BY LEORA MOSMAN
We are only a month in, and so quickly a new life has unfolded in front of me. I wake up at seven (or did, for the first week), and start coffee. I go upstairs to wash my face and walk back to the coffee’s smell rising. I eat breakfast, get dressed in whatever mashup of business casual feels least oppressive, and check my phone for bus times. When it is three minutes away, I grab my bags and run down the street (I walked, the first week, when I used to wake up on time). At this point most of the bus drivers look familiar and I recognize people on my commute. At P Street and 11th I get off and walk twenty-five minutes to my building – a walk that is exactly what I need to dress myself in psychological armor to get through the day, and to take it off on my way home.
My days vary somewhat at work depending on what needs attention and what can wait, but about half of my time is spent communicating directly with or on behalf of asylum-seekers in the United States and globally who are trying to navigate complex immigration systems that vary drastically country to country. I have yet to meet anyone, even the most specialized in this field, who has any idea of a global fix. Certain countries (Canada, for example, my newest love interest) have immigration systems that seem amazing compared to the United States, but it serves such a small percentage of people that the vast majority will never experience the benefits. The other half of my time is spent trying to figure out how to be my most full and authentic self in an environment that often inadvertently forces people to become mechanical, standardized, and distanced from the human crisis we encounter. The entirety of Washington D.C. also imbues a certain level of prestige and pretension, which (even though no one truly knows what they are doing) can be intimidating to live amidst. Imposter syndrome is an epidemic here. However, I am making it my singular goal to fake it 0-30% of this year (I’m trying to be realistic too).

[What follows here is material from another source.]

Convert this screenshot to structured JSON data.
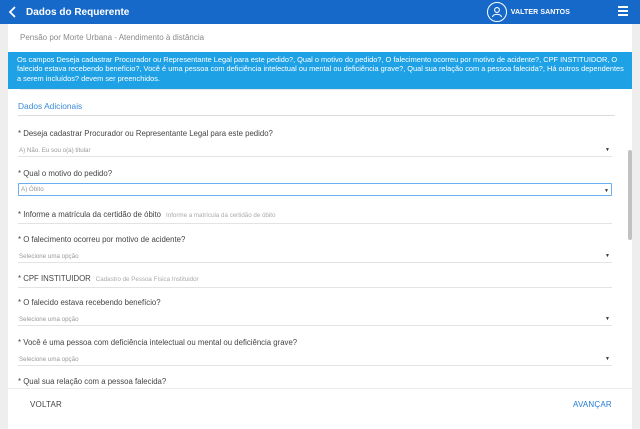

I am generally a person who allows the difficult parts of an experience to define whether my overall experience is positive or negative. While I don’t think I have figured out yet a good way to process and hold all of the stories that I hear throughout the day, and as difficult as it has been to bear witness to the world’s hopelessness, I surprisingly do not find myself treating my overall experience in the same way. While my work has been incredibly challenging and often has more negatives than positives, I can only say this — in the midst of encountering a horrible reality that too many people live, I have found my ability to find joy skyrocket. It has been perhaps a subconscious act of desperation – a wild effort to seek out anything that is bright and beautiful to fill up my mind to counter what I encounter throughout the day. Wherever the light is stemming from, I find myself chasing it every single day.
In so many ways, I can already see how working in such an impossible field has made me a better coworker, housemate, and friend. I’ve observed myself becoming more patient, more empathetic, and more personable than I’ve felt in a long time. I laugh quicker, deeper, and for longer. I chase my people down instead of wondering where my friends are. I have cared less about waiting to be asked questions before I share deeply, and more likely to share my experiences with darkness openly.

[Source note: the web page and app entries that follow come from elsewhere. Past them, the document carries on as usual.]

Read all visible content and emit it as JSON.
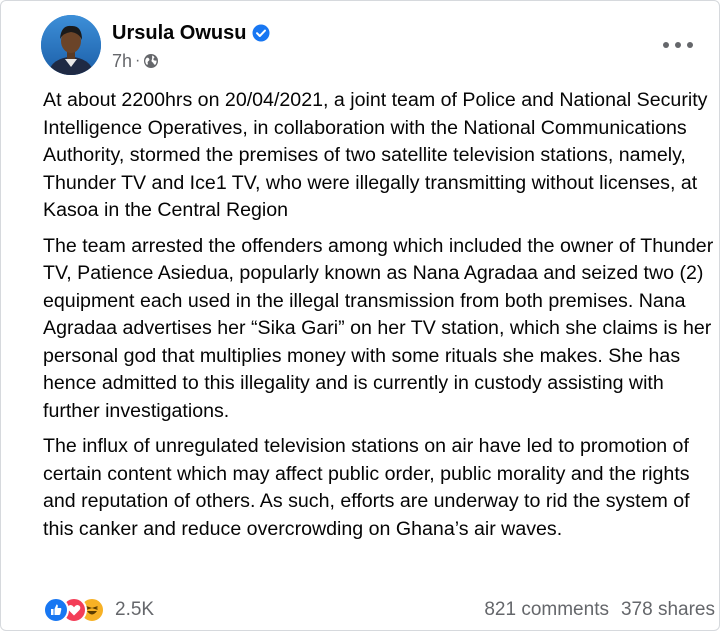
{
  "post": {
    "author": "Ursula Owusu",
    "time": "7h",
    "time_separator": "·",
    "paragraphs": [
      "At about 2200hrs on 20/04/2021, a joint team of Police and National Security Intelligence Operatives, in collaboration with the National Communications Authority, stormed the premises of two satellite television stations, namely, Thunder TV and Ice1 TV, who were illegally transmitting without licenses, at Kasoa in the Central Region",
      "The team arrested the offenders among which included the owner of Thunder TV, Patience Asiedua, popularly known as Nana Agradaa and seized two (2) equipment each used in the illegal transmission from both premises. Nana Agradaa advertises her “Sika Gari” on her TV station, which she claims is her personal god that multiplies money with some rituals she makes. She has hence admitted to this illegality and is currently in custody assisting with further investigations.",
      "The influx of unregulated television stations on air have led to promotion of certain content which may affect public order, public morality and the rights and reputation of others. As such, efforts are underway to rid the system of this canker and reduce overcrowding on Ghana’s air waves."
    ],
    "reactions": {
      "icons": [
        "like-icon",
        "love-icon",
        "haha-icon"
      ],
      "count": "2.5K"
    },
    "comments": "821 comments",
    "shares": "378 shares"
  },
  "colors": {
    "verified": "#1877f2",
    "like": "#1877f2",
    "love": "#f33e58",
    "haha": "#f7b125",
    "secondary_text": "#65676b"
  }
}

I came to DC with hopes, whether conscious or not, that I would uncover some brave and beautiful parts of myself that I never knew existed. Parts of myself that would only reveal themselves within a new location and among new people. In certain ways, that has happened. In many other ways, I’ve been reminded that changing location does not let me leave behind the parts of myself that are most difficult to live with. I made a promise to myself at the beginning of this Loretto experience that I would stop settling for anything that was less than what I wanted. While that references my external relationships, friendships, and lifestyle, in many more important ways it refers to myself and who I allow myself to be. It is a promise to myself that I will not settle for mediocrity in spaces that make it so easy to do and be the bare minimum. That I will strive to be who I want to be and do what I feel called to do, regardless of how much fear I might have to force through. It is also, of course, a promise that I break and re-make on a constant basis and one I imagine I will be trying to fulfill for the rest of my life.
My routine picks up again when I step outside the office. I retrace my steps down the same 10 blocks and pass numerous monuments and statues until I reach my bus stop to head home. I love this routine, and I love this new life that has so quickly been created. I love the newness that comes with a new city and how it allows me to experience myself in a new way, too. I love that the sky seems bluer since I exit the office needing beauty, and the sky is the first beautiful thing I see. I love how much brighter a life can seem when one has witnessed or lived through darkness. This transition has been a reminder of the resilience of my heart and of all hearts. It has been a reminder that I am never stuck and do not have to accept mediocrity. A reminder that hopes exists, even when I am sure that everything is hopeless.
Leora Mosman is originally from Los Angeles and recently graduated from Saint Mary’s College where she studied Politics and Women’s & Gender Studies. In DC, she will be working for the UN High Commissioner on Refugees where she hopes to learn how to pursue justice inside systems that are imperfect or incomplete. She loves Junia House, her new housemates, community meals, and the resistant community she is finding in DC.
In Their Own Words
We invite you to get to know Loretto Volunteers and the program here. Volunteers introduce themselves and reflect on their experiences.